Qualcomm claimed in a 177-page complaint filed in U.S. District Court in San Diego, where Qualcomm is based, and with the U.S. International Trade Commission that Apple had infringed on six of its patents that improve the iPhone's battery and performance.
It's now asking the giant California tech company to pay up.
"Apple continues to use Qualcomm's technology while refusing to pay for it," Don Rosenberg, executive vice president and general counsel of Qualcomm, said in a statement. "These lawsuits seek to stop Apple's infringement of six of our patented technologies."
Qualcomm alleges that its patents, which it claims have been issued in the past four years, lie "at the heart of every iPhone."
In the complaint, Qualcomm said it asked for the ITC to investigate and block Apple's imports of iPhones.
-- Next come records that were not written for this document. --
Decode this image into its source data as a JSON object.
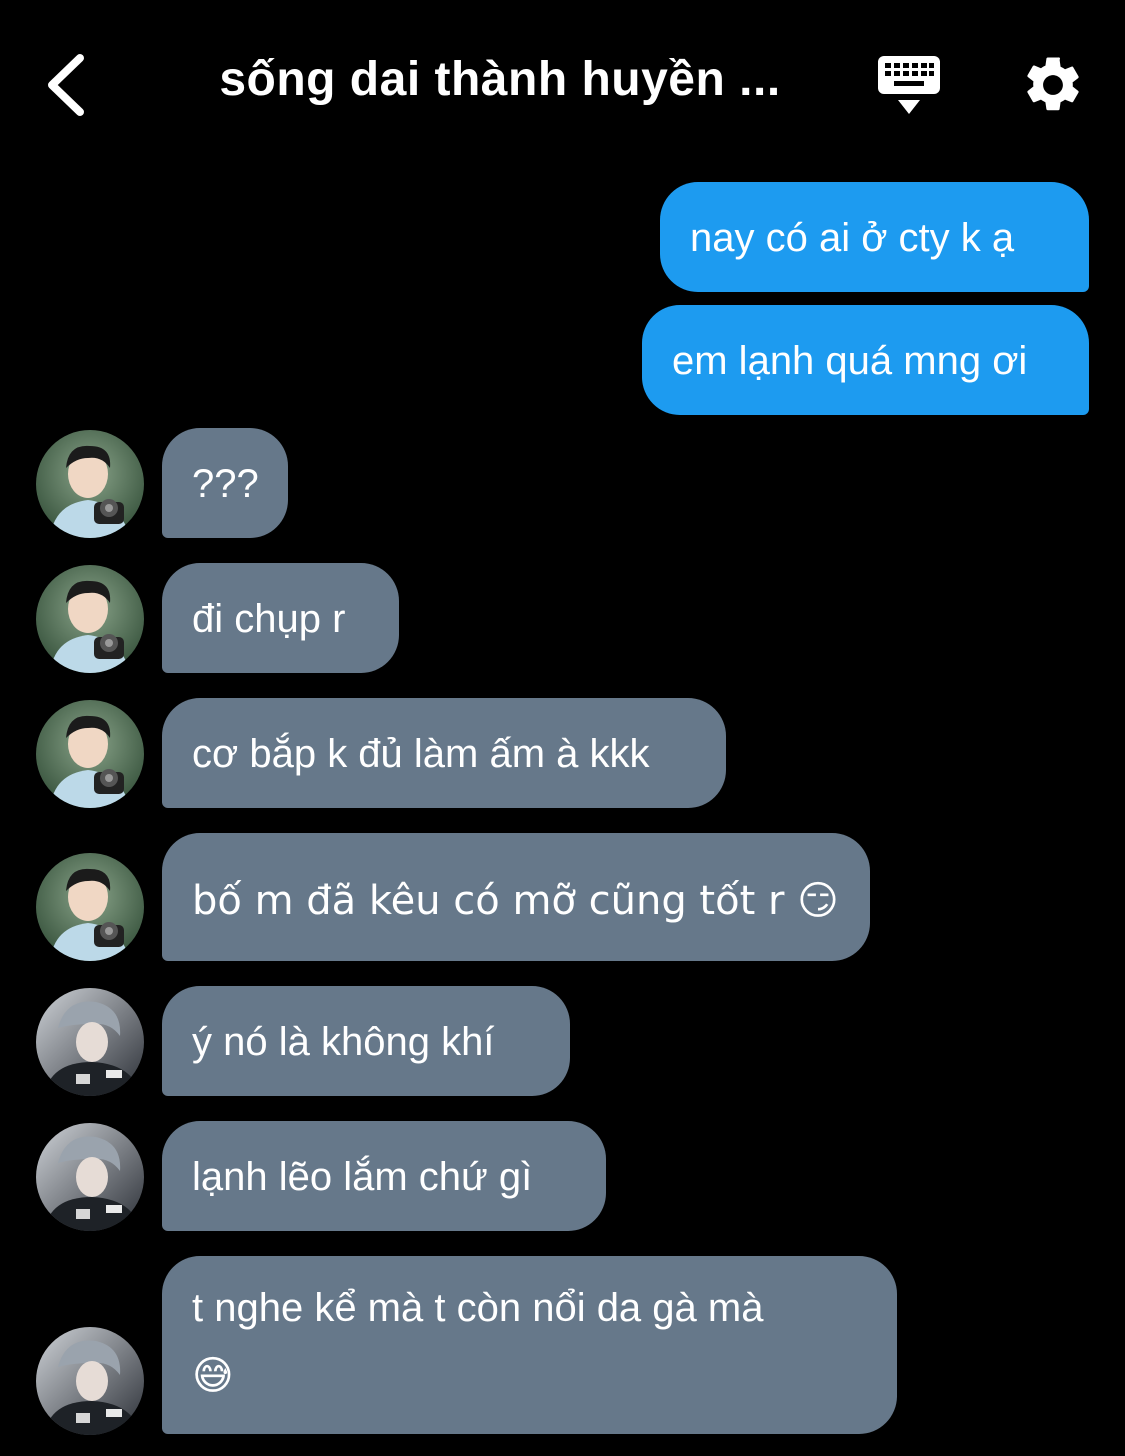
{
  "header": {
    "title": "sống dai thành huyền ...",
    "icons": {
      "back": "chevron-left-icon",
      "keyboard": "keyboard-icon",
      "settings": "gear-icon"
    }
  },
  "colors": {
    "background": "#000000",
    "outgoing_bubble": "#1d9bf0",
    "incoming_bubble": "#66788a"
  },
  "messages": [
    {
      "direction": "outgoing",
      "text": "nay có ai ở cty k ạ"
    },
    {
      "direction": "outgoing",
      "text": "em lạnh quá mng ơi"
    },
    {
      "direction": "incoming",
      "text": "???",
      "sender_avatar": "avatar-user-a"
    },
    {
      "direction": "incoming",
      "text": "đi chụp r",
      "sender_avatar": "avatar-user-a"
    },
    {
      "direction": "incoming",
      "text": "cơ bắp k đủ làm ấm à kkk",
      "sender_avatar": "avatar-user-a"
    },
    {
      "direction": "incoming",
      "text": "bố m đã kêu có mỡ cũng tốt r 😏",
      "sender_avatar": "avatar-user-a"
    },
    {
      "direction": "incoming",
      "text": "ý nó là không khí",
      "sender_avatar": "avatar-user-b"
    },
    {
      "direction": "incoming",
      "text": "lạnh lẽo lắm chứ gì",
      "sender_avatar": "avatar-user-b"
    },
    {
      "direction": "incoming",
      "text": "t nghe kể mà t còn nổi da gà mà",
      "text_line2": "😅",
      "sender_avatar": "avatar-user-b"
    }
  ]
}
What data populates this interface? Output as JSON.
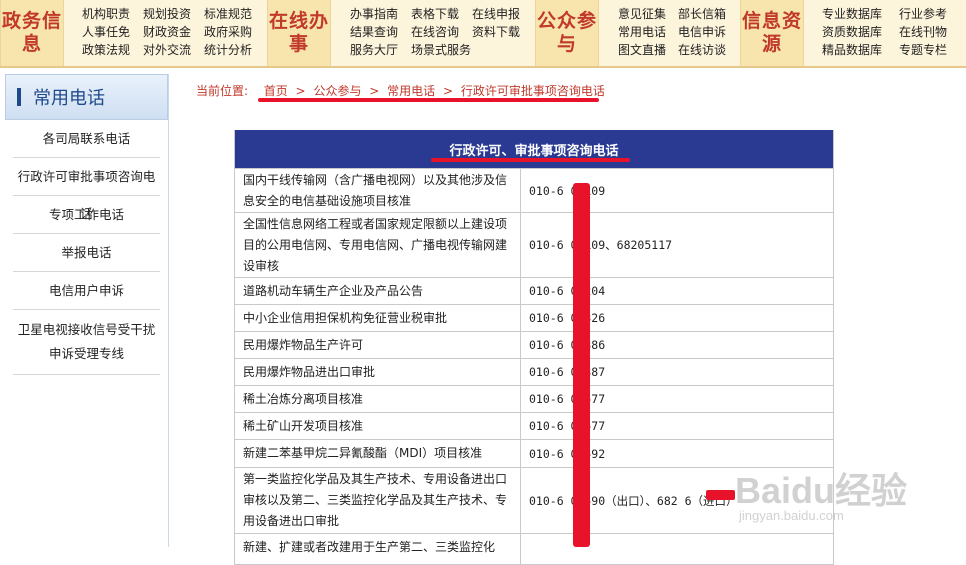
{
  "topnav": {
    "sections": [
      {
        "title": "政务信息",
        "links": [
          [
            "机构职责",
            "规划投资",
            "标准规范"
          ],
          [
            "人事任免",
            "财政资金",
            "政府采购"
          ],
          [
            "政策法规",
            "对外交流",
            "统计分析"
          ]
        ]
      },
      {
        "title": "在线办事",
        "links": [
          [
            "办事指南",
            "表格下载",
            "在线申报"
          ],
          [
            "结果查询",
            "在线咨询",
            "资料下载"
          ],
          [
            "服务大厅",
            "场景式服务",
            ""
          ]
        ]
      },
      {
        "title": "公众参与",
        "links": [
          [
            "意见征集",
            "部长信箱"
          ],
          [
            "常用电话",
            "电信申诉"
          ],
          [
            "图文直播",
            "在线访谈"
          ]
        ]
      },
      {
        "title": "信息资源",
        "links": [
          [
            "专业数据库",
            "行业参考"
          ],
          [
            "资质数据库",
            "在线刊物"
          ],
          [
            "精品数据库",
            "专题专栏"
          ]
        ]
      }
    ]
  },
  "sidebar": {
    "title": "常用电话",
    "items": [
      "各司局联系电话",
      "行政许可审批事项咨询电话",
      "专项工作电话",
      "举报电话",
      "电信用户申诉",
      "卫星电视接收信号受干扰申诉受理专线"
    ]
  },
  "breadcrumb": {
    "label": "当前位置:",
    "items": [
      "首页",
      "公众参与",
      "常用电话",
      "行政许可审批事项咨询电话"
    ],
    "sep": ">"
  },
  "table": {
    "title": "行政许可、审批事项咨询电话",
    "rows": [
      {
        "item": "国内干线传输网（含广播电视网）以及其他涉及信息安全的电信基础设施项目核准",
        "phone": "010-6   05109"
      },
      {
        "item": "全国性信息网络工程或者国家规定限额以上建设项目的公用电信网、专用电信网、广播电视传输网建设审核",
        "phone": "010-6   05109、68205117"
      },
      {
        "item": "道路机动车辆生产企业及产品公告",
        "phone": "010-6   05204"
      },
      {
        "item": "中小企业信用担保机构免征营业税审批",
        "phone": "010-6   05326"
      },
      {
        "item": "民用爆炸物品生产许可",
        "phone": "010-6   05386"
      },
      {
        "item": "民用爆炸物品进出口审批",
        "phone": "010-6   05387"
      },
      {
        "item": "稀土冶炼分离项目核准",
        "phone": "010-6   05577"
      },
      {
        "item": "稀土矿山开发项目核准",
        "phone": "010-6   05577"
      },
      {
        "item": "新建二苯基甲烷二异氰酸酯（MDI）项目核准",
        "phone": "010-6   05592"
      },
      {
        "item": "第一类监控化学品及其生产技术、专用设备进出口审核以及第二、三类监控化学品及其生产技术、专用设备进出口审批",
        "phone": "010-6   05590（出口）、682   6（进口）"
      },
      {
        "item": "新建、扩建或者改建用于生产第二、三类监控化",
        "phone": ""
      }
    ]
  },
  "watermark": {
    "logo": "Baidu经验",
    "sub": "jingyan.baidu.com"
  },
  "colors": {
    "accent": "#c0392b",
    "header_blue": "#2a3a93",
    "redact": "#e8132a"
  }
}
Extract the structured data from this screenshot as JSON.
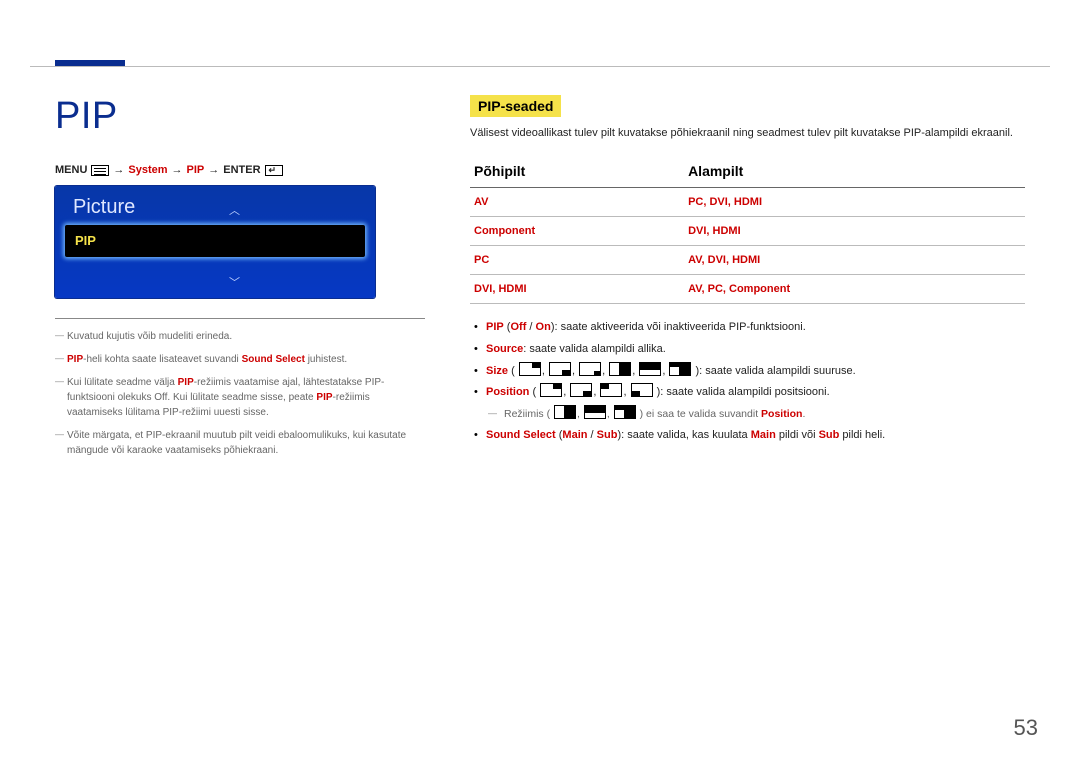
{
  "page_number": "53",
  "left": {
    "title": "PIP",
    "menu_path": {
      "menu": "MENU",
      "item1": "System",
      "item2": "PIP",
      "enter": "ENTER"
    },
    "osd": {
      "title": "Picture",
      "selected": "PIP"
    },
    "notes": [
      {
        "pre": "Kuvatud kujutis võib mudeliti erineda."
      },
      {
        "pre": "",
        "p_red1": "PIP",
        "mid": "-heli kohta saate lisateavet suvandi ",
        "p_red2": "Sound Select",
        "post": " juhistest."
      },
      {
        "pre": "Kui lülitate seadme välja ",
        "p_red1": "PIP",
        "mid": "-režiimis vaatamise ajal, lähtestatakse PIP-funktsiooni olekuks Off. Kui lülitate seadme sisse, peate ",
        "p_red2": "PIP",
        "post": "-režiimis vaatamiseks lülitama PIP-režiimi uuesti sisse."
      },
      {
        "pre": "Võite märgata, et PIP-ekraanil muutub pilt veidi ebaloomulikuks, kui kasutate mängude või karaoke vaatamiseks põhiekraani."
      }
    ]
  },
  "right": {
    "heading": "PIP-seaded",
    "intro": "Välisest videoallikast tulev pilt kuvatakse põhiekraanil ning seadmest tulev pilt kuvatakse PIP-alampildi ekraanil.",
    "table": {
      "h1": "Põhipilt",
      "h2": "Alampilt",
      "rows": [
        {
          "c1": "AV",
          "c2": "PC, DVI, HDMI"
        },
        {
          "c1": "Component",
          "c2": "DVI, HDMI"
        },
        {
          "c1": "PC",
          "c2": "AV, DVI, HDMI"
        },
        {
          "c1": "DVI, HDMI",
          "c2": "AV, PC, Component"
        }
      ]
    },
    "bullets": {
      "b1": {
        "r1": "PIP",
        "t1": " (",
        "r2": "Off",
        "t2": " / ",
        "r3": "On",
        "t3": "): saate aktiveerida või inaktiveerida PIP-funktsiooni."
      },
      "b2": {
        "r1": "Source",
        "t1": ": saate valida alampildi allika."
      },
      "b3": {
        "r1": "Size",
        "t1": " (",
        "t2": "): saate valida alampildi suuruse."
      },
      "b4": {
        "r1": "Position",
        "t1": " (",
        "t2": "): saate valida alampildi positsiooni."
      },
      "d1": {
        "t1": "Režiimis (",
        "t2": ") ei saa te valida suvandit ",
        "r1": "Position",
        "t3": "."
      },
      "b5": {
        "r1": "Sound Select",
        "t1": " (",
        "r2": "Main",
        "t2": " / ",
        "r3": "Sub",
        "t3": "): saate valida, kas kuulata ",
        "r4": "Main",
        "t4": " pildi või ",
        "r5": "Sub",
        "t5": " pildi heli."
      }
    }
  }
}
The company is also "seeking a Cease and Desist Order" that would keep Apple from selling and advertising of products it has already imported.
It is unclear how many iPhones that would keep from the market.
According to CNBC, Apple sued Qualcomm for about $1 billion in January, alleging that the chip maker had charged royalties for technology that they had not had a hand in.
When NBC News asked for a comment, Apple reiterated its previous statements.
"Qualcomm's illegal business practices are harming Apple and the entire industry," Apple said in a June 20 statement. "They supply us with a single connectivity component, but for years have been demanding a percentage of the total cost of our products — effectively taxing Apple's innovation."
Apple Chief Execuitve Tim Cook alleged during a quarterly earnings call soon after the suit was filed that Qualcomm charges Apple higher licensing fees for wireless chips than it does other companies.
"And so we don't think that's right, and so we're taking a principled stand on it," Cook said in the second quarterly earnings sales call.
Qualcomm, meanwhile, said in its statement that it believes an investigation into Apple's use of its patent will begin next month and that a case will be tried in 2018.